[Stored entries]
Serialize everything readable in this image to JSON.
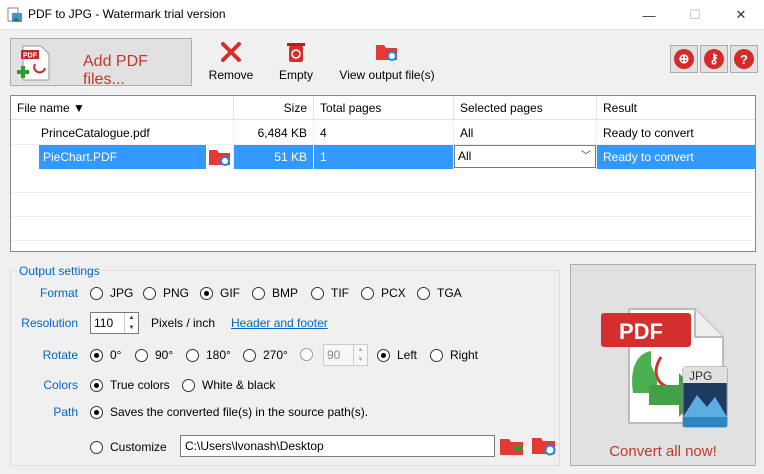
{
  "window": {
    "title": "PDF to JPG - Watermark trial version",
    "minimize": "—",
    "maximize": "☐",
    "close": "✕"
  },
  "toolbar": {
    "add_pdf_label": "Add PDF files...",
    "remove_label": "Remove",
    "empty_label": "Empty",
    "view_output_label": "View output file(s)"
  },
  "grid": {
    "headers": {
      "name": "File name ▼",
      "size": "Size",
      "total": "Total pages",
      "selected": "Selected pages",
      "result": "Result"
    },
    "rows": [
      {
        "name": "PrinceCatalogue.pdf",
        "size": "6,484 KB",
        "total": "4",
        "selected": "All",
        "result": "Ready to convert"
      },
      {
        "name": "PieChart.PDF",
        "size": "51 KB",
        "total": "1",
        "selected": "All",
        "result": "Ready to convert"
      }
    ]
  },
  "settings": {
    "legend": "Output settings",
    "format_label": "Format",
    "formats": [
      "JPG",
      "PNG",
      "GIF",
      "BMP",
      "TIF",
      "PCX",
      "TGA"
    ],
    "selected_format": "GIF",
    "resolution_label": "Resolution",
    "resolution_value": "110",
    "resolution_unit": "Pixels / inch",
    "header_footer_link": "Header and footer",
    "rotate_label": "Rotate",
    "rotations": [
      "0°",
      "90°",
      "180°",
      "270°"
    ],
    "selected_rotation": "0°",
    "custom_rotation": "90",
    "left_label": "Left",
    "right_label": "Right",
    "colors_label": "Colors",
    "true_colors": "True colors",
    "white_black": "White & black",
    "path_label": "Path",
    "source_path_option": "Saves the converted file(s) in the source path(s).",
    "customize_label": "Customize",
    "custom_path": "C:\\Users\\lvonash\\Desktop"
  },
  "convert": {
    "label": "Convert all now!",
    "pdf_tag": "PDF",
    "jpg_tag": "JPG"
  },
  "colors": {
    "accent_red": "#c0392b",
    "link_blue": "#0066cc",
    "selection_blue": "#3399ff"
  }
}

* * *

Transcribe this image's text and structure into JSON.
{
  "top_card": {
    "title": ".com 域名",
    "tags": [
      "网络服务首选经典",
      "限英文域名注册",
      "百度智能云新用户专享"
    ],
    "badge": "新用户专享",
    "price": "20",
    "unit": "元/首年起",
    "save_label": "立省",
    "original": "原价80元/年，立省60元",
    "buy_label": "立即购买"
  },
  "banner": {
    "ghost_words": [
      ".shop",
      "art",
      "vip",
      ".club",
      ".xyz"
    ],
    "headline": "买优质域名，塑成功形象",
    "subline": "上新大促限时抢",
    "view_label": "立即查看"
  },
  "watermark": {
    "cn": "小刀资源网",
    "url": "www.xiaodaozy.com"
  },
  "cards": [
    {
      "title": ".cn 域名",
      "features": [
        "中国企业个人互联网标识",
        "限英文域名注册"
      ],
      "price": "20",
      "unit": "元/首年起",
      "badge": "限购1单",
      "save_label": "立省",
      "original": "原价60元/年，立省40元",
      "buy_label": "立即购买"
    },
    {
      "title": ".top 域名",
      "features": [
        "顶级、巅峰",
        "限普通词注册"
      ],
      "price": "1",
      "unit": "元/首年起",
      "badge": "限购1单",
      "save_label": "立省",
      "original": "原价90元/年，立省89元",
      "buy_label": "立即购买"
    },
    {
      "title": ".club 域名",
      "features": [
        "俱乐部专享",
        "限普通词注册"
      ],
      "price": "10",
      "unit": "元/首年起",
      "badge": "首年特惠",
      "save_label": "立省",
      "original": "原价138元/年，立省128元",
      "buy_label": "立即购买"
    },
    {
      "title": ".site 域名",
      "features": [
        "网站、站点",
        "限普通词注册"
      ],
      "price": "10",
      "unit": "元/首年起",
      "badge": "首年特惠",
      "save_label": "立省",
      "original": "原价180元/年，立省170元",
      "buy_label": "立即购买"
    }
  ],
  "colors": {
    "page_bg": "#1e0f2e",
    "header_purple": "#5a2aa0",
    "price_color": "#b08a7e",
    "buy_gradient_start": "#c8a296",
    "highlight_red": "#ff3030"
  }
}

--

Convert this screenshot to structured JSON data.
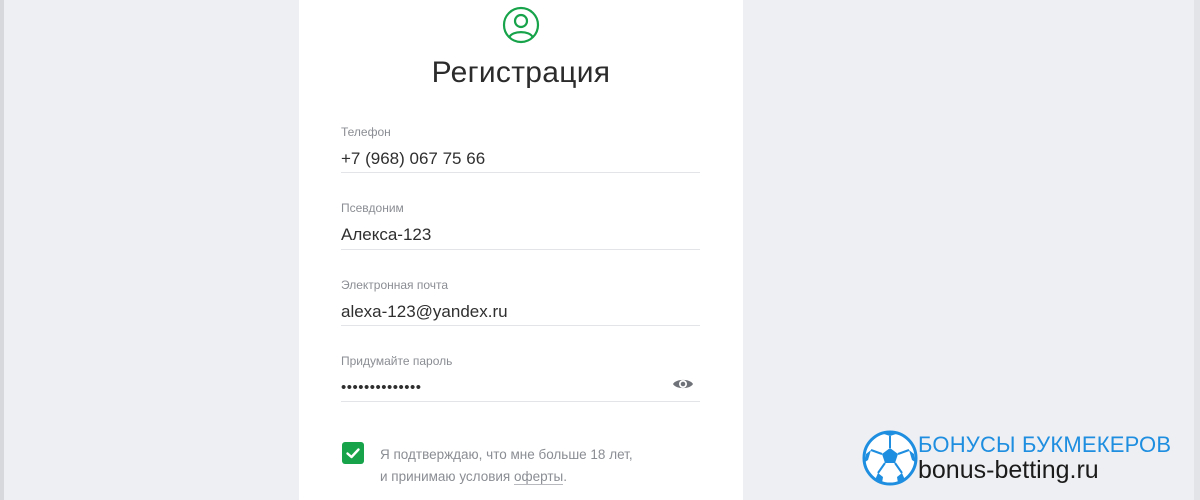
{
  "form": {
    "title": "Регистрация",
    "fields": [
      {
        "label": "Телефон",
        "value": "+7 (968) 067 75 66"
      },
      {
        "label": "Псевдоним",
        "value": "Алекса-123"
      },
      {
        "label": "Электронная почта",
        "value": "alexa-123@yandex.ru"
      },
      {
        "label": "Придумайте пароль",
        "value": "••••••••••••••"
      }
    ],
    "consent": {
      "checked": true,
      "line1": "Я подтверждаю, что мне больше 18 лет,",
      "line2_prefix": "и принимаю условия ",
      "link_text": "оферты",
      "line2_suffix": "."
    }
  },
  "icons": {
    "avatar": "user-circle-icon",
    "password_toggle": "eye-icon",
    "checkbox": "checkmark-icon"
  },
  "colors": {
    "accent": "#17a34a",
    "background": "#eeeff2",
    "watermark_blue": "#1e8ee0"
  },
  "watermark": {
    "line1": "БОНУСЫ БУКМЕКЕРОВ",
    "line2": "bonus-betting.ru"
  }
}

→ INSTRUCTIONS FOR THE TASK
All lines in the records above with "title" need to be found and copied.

→ RESULT OF THIS EXERCISE
    "title": "PDF to JPG - Watermark trial version",
    "title": ".com 域名",
      "title": ".cn 域名",
      "title": ".top 域名",
      "title": ".club 域名",
      "title": ".site 域名",
    "title": "Регистрация",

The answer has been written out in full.